**Task**
Check each line of the entries below for the word "selected", and copy out the ones that have it.

Items from an interface collection
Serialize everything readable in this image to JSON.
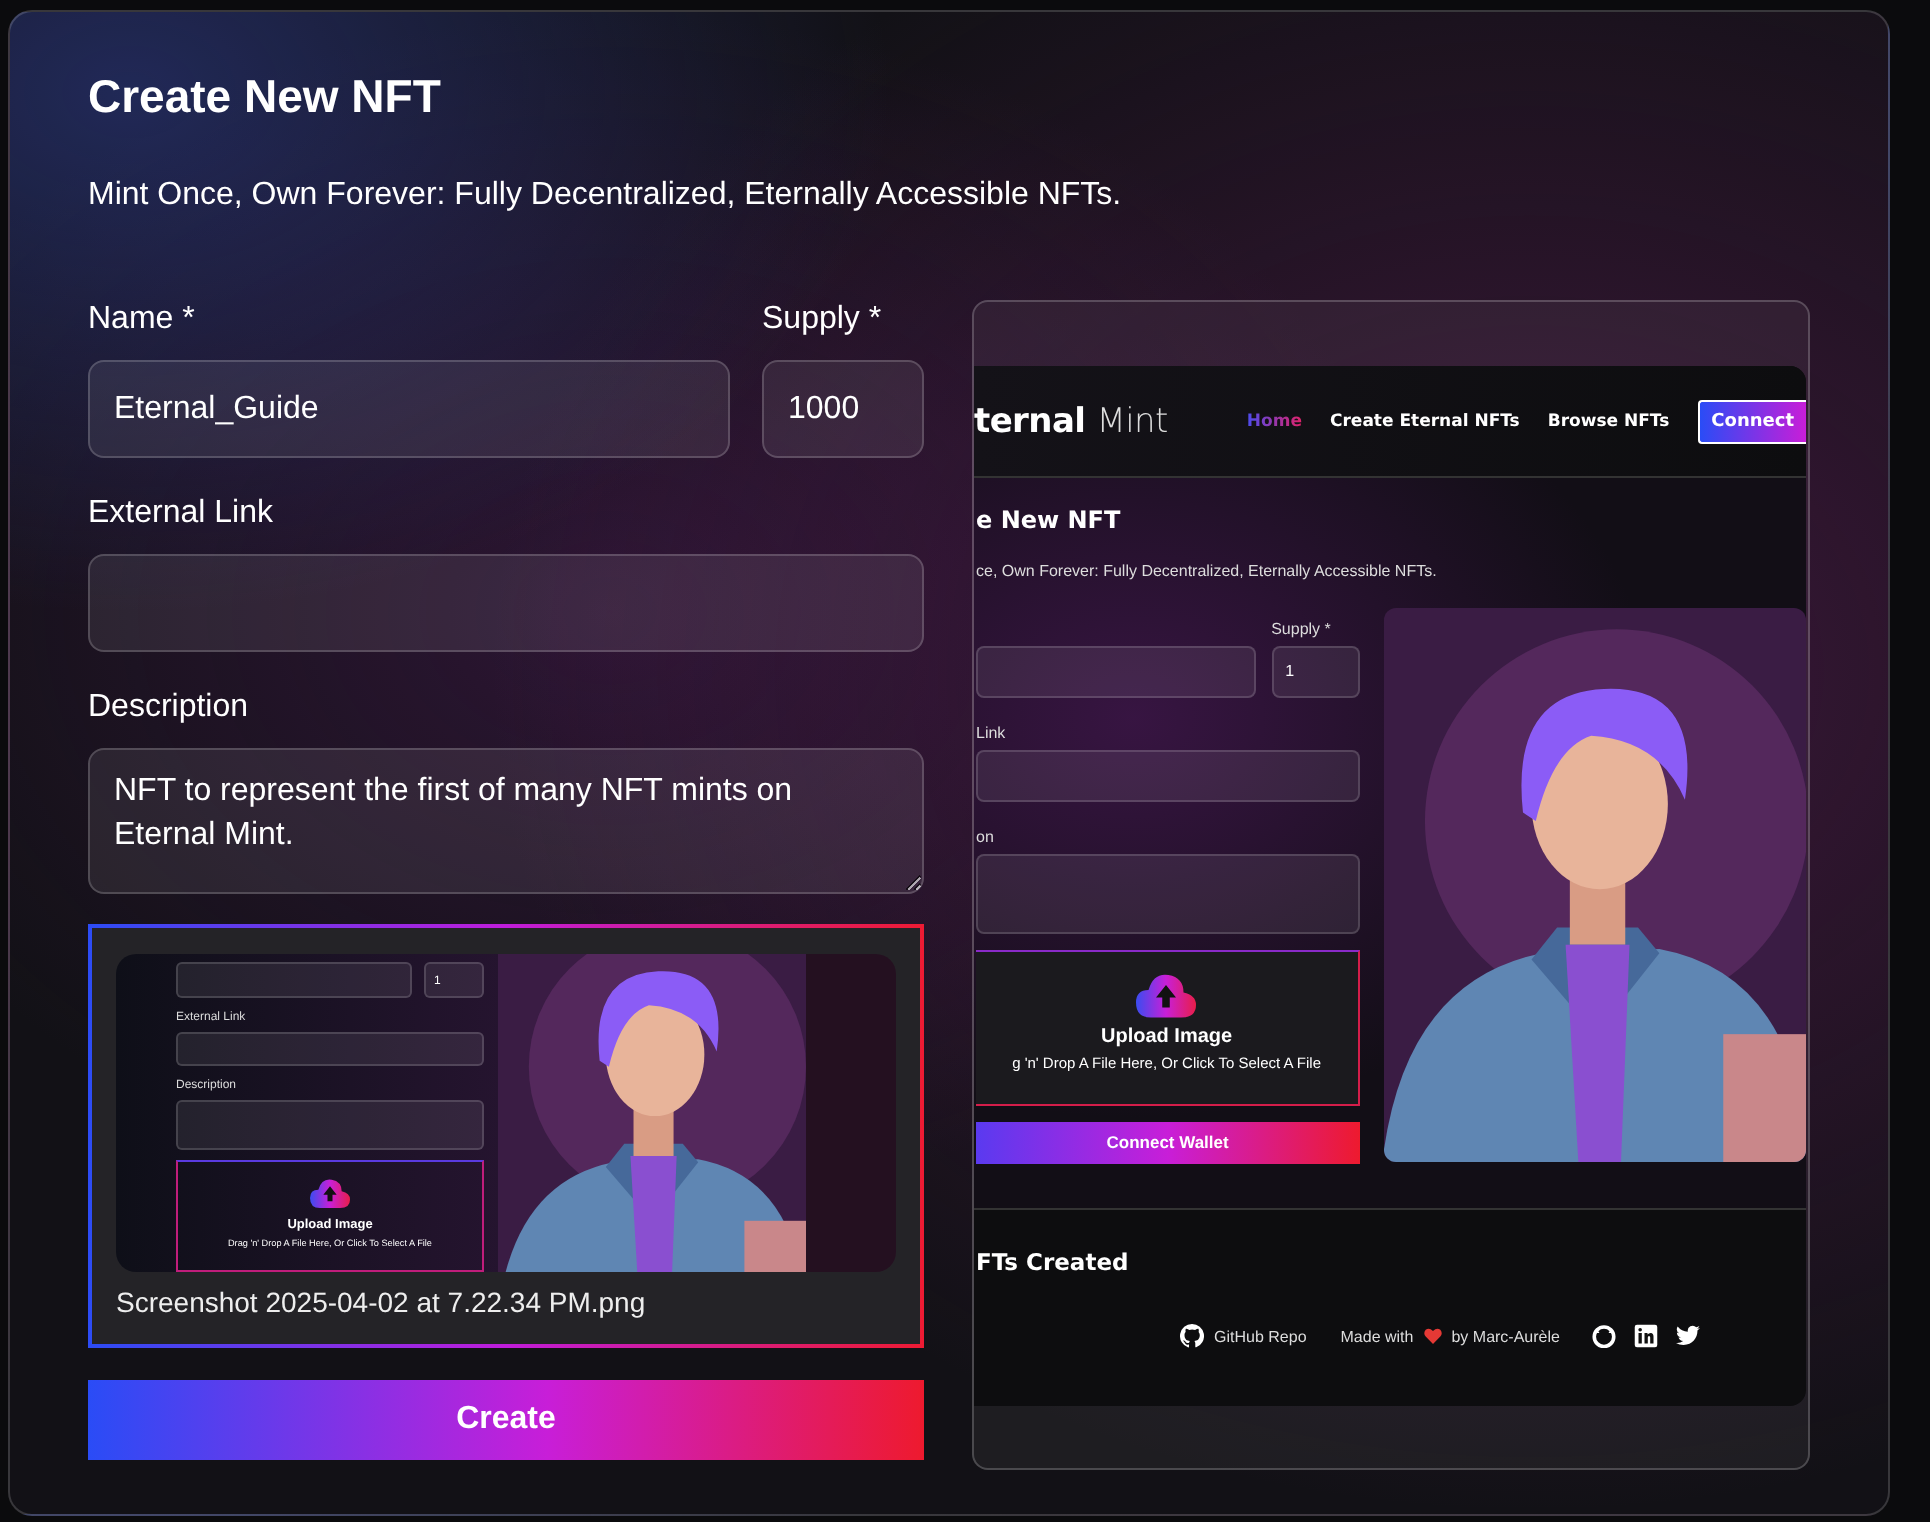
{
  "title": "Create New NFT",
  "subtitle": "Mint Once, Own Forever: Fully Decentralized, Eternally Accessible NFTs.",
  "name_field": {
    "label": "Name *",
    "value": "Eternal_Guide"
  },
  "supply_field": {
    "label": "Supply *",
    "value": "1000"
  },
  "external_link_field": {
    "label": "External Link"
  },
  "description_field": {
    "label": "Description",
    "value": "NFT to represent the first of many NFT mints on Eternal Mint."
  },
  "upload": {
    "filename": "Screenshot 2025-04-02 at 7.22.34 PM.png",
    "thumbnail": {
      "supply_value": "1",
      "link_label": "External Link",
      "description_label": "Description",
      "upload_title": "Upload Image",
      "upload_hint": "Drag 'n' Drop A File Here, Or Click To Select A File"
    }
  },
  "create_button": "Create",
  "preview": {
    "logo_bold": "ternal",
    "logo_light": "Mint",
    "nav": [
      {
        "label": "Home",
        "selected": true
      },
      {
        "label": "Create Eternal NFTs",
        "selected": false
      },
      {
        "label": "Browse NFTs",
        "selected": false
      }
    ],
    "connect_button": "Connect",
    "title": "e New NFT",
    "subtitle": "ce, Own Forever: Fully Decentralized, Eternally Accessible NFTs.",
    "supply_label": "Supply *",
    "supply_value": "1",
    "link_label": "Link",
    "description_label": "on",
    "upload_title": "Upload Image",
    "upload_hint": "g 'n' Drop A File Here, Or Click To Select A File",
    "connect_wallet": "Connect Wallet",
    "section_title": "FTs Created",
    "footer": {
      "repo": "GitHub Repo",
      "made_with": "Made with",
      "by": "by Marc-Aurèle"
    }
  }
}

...

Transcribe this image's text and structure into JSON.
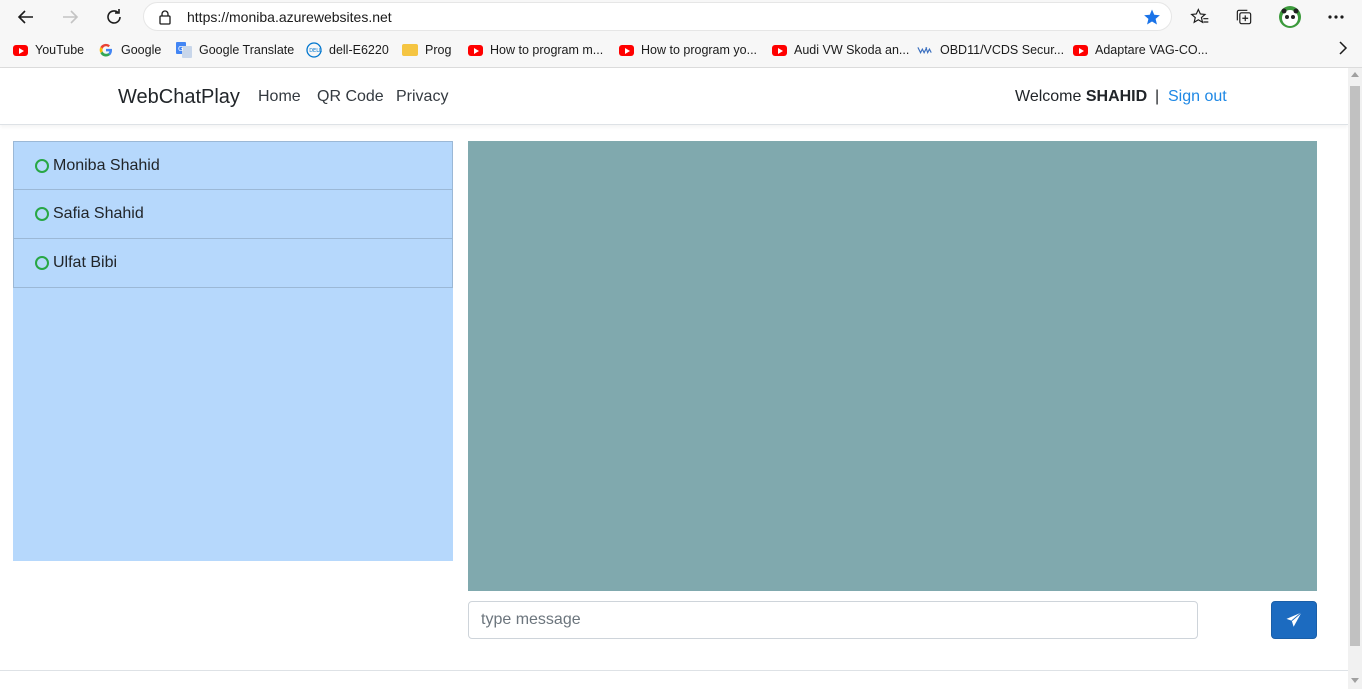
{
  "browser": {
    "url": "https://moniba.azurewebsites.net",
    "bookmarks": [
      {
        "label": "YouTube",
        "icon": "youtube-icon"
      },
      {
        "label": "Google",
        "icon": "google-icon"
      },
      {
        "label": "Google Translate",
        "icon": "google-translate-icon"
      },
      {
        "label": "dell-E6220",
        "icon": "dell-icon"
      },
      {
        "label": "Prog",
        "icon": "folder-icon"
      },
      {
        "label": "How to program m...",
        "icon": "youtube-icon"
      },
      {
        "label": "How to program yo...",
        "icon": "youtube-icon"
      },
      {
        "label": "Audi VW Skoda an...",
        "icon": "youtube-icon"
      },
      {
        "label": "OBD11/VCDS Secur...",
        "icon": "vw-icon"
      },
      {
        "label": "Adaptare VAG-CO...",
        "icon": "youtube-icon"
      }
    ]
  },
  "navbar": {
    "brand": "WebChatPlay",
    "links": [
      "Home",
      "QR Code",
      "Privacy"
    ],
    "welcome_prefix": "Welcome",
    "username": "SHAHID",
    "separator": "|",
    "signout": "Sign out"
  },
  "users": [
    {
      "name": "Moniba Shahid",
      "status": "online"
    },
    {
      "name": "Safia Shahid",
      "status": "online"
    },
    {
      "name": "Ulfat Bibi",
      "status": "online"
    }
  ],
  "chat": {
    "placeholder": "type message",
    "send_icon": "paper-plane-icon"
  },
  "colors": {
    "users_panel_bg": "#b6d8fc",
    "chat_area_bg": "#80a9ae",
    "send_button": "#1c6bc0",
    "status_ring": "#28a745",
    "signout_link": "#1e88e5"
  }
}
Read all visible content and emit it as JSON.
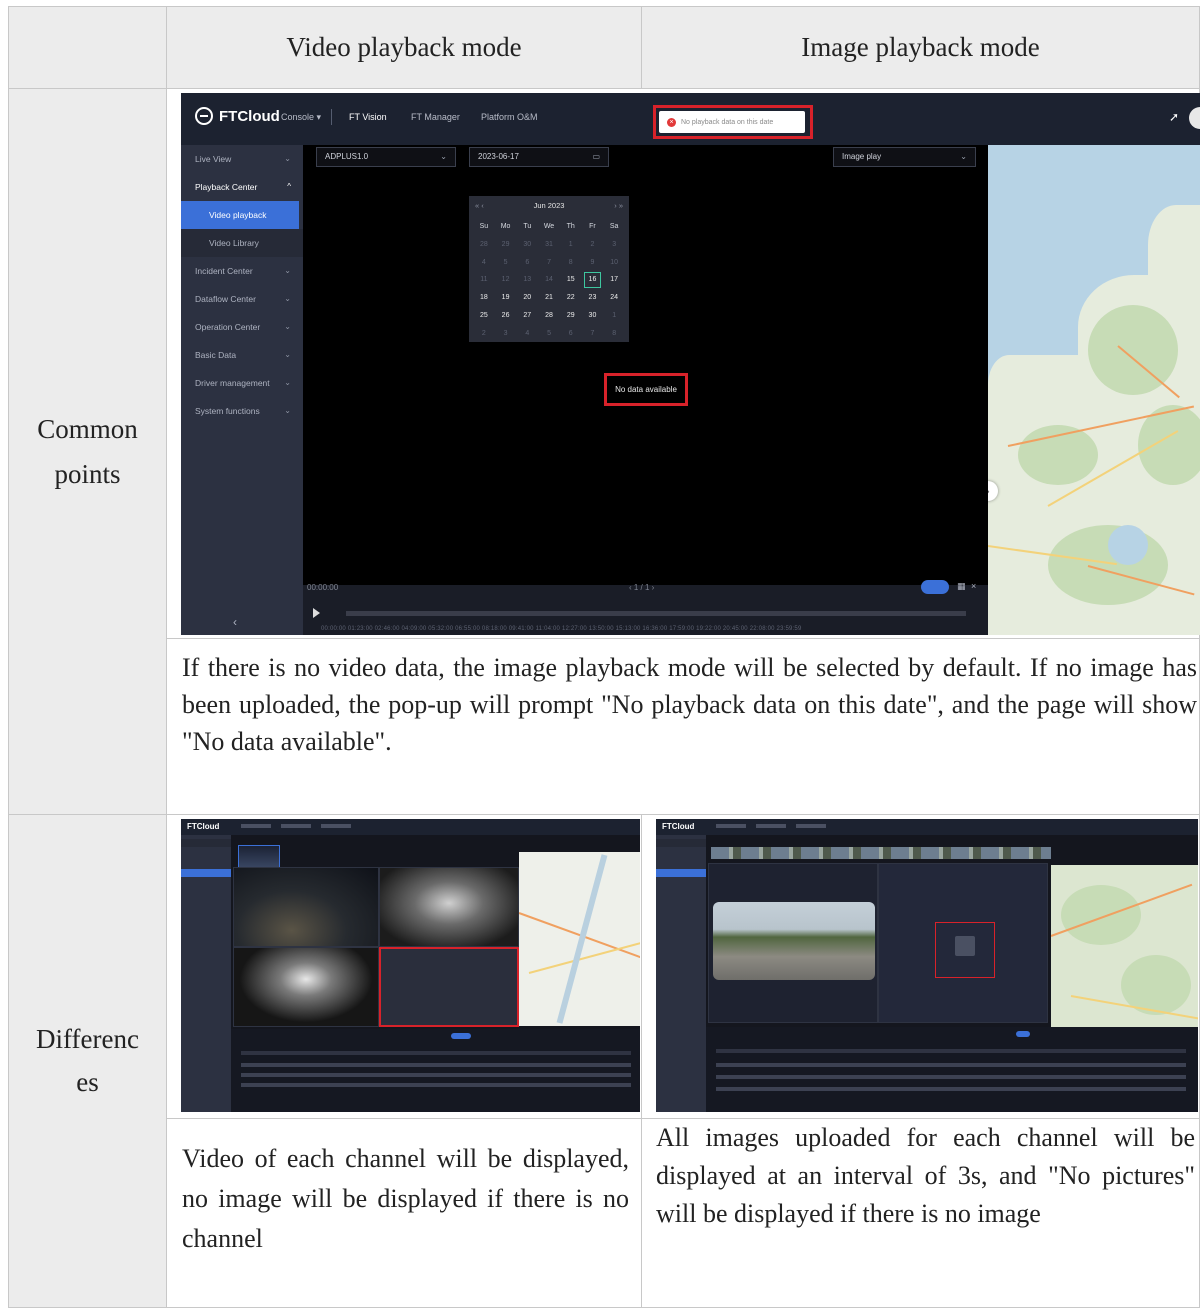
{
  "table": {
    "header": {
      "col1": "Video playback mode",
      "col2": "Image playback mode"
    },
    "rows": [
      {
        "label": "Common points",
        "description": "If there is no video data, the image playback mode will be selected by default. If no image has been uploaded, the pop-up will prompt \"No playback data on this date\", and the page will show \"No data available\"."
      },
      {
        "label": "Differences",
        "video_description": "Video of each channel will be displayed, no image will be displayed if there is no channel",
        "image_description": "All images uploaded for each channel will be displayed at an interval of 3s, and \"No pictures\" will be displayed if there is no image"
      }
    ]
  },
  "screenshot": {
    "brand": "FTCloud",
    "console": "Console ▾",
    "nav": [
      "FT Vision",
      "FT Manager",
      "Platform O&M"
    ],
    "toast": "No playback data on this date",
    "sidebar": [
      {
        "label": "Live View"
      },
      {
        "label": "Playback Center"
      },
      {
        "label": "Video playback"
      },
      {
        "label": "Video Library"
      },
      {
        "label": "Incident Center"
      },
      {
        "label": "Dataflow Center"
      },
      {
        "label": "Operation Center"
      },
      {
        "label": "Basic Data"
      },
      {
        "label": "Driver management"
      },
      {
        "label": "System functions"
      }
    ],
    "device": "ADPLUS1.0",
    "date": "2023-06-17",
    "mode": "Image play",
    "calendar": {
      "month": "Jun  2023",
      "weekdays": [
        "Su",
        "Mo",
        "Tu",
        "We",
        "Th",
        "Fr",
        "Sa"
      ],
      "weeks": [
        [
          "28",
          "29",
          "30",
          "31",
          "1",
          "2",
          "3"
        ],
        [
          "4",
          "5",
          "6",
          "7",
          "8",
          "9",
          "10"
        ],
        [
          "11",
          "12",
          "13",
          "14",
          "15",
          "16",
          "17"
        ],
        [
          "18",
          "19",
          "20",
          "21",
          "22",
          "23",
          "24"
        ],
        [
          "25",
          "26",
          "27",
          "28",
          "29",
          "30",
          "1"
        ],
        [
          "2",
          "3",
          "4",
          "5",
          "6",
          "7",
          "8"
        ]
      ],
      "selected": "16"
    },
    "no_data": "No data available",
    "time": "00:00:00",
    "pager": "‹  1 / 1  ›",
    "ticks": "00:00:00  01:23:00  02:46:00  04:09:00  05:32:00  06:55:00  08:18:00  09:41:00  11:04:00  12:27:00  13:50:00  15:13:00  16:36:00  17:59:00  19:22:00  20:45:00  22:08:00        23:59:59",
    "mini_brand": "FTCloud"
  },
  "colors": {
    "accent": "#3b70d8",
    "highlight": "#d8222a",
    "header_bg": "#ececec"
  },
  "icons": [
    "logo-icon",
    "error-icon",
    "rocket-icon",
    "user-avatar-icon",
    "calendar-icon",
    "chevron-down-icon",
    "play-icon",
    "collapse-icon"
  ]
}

**Written answer**
        "selected": true
        "selected": false
        "selected": false
        "description": "If there is no video data, the image playback mode will be selected by default. If no image has been uploaded, the pop-up will prompt \"No playback data on this date\", and the page will show \"No data available\"."
      "selected": "16"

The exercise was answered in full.